Greenhouse gas (GHG) emissions and emissions intensity vary substantially among U.S. onshore oil and gas producers, according to a new study by nonprofits the Clean Air Task Force (CATF) and Ceres.


The report compiled data reported by 295 producers to the Environmental Protection Agency (EPA) under its Greenhouse Gas Reporting Program (GHGRP), and data calculated from assumptions in EPA’s annual Greenhouse Gas Inventory.

The variability is especially high for methane emissions by natural gas producers, researchers found.

Natural gas producers in the highest quartile of methane emissions intensity have an average intensity that is nearly 22 times higher than their counterparts in the lowest quartile, the study found.

As for overall GHG emissions intensity, oil and gas producers in the top quartile average nearly 10 times the intensity of producers in the lowest quartile. 

Researchers also noted that higher production volumes do not necessarily mean higher absolute emissions.

“While the top 100 producers are also among the top 100 emitters, production rank does not correspond to emissions rank,” the study’s authors explained.

For example, privately held Hilcorp Energy Co. ranks no. 19 in oil and gas production among the examined producers, but no. 2 in terms of overall GHG emissions.

By contrast, publicly traded EQT Corp. ranks no. 4 in production but no. 31 in overall emissions, according to the study.

Publicly listed energy names are under increasing pressure from investors to reduce emissions, as evidenced by the recent success of climate-driven shareholder initiatives at ExxonMobil and Chevron Corp.

The CATF and Ceres study lists ExxonMobil as no. 1 in oil and gas production among the companies reporting emissions data, but no. 37 in GHG intensity, i.e. emissions per boe of hydrocarbons produced.

Scout Energy, meanwhile, ranked no. 61 in production but no. 7 in GHG intensity.

Venting and flaring of associated gas — i.e. gas produced as a byproduct of oil drilling — remains a significant contributor to emissions in oil-rich basins such as the Permian and Williston, researchers found.

In the Permian, for example, venting and flaring contributes about 25% of total GHG emissions, they said.

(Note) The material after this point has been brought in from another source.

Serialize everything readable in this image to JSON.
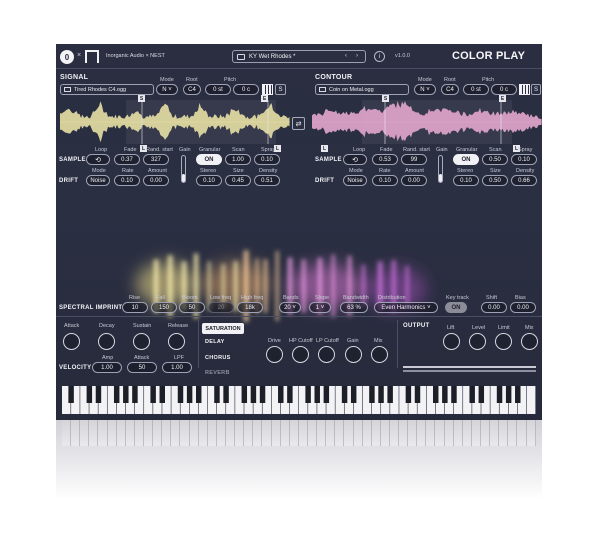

In the gas-rich Appalachian Basin, meanwhile, flaring and venting is minimal.

Across all basins, associated gas venting and flaring accounted for 19% of reported production-segment GHG emissions, researchers said, noting that U.S. hydrocarbon production and related emissions are concentrated in a relatively small number of basins. The top five producing basins in 2019 supplied 66% of total reported natural gas production, 80% of oil production, 51% of reported methane emissions, and 78% of reported carbon dioxide emissions.

In related news, a new airborne study by NASA’s Jet Propulsion Laboratory, the University of Arizona and Arizona State University found that malfunctioning oilfield equipment is likely responsible for about half the methane pollution in the Permian Basin.

The study used data collected by sensor-equipped aircraft.

During the month-long study, “researchers found that repairing only the 123 sources that they found leaking most persistently on their flights would reduce methane emissions by 55 tons/hour,” NASA said, or 5.5% of the EPA’s estimates of all methane emissions from oil and gas production in the United States.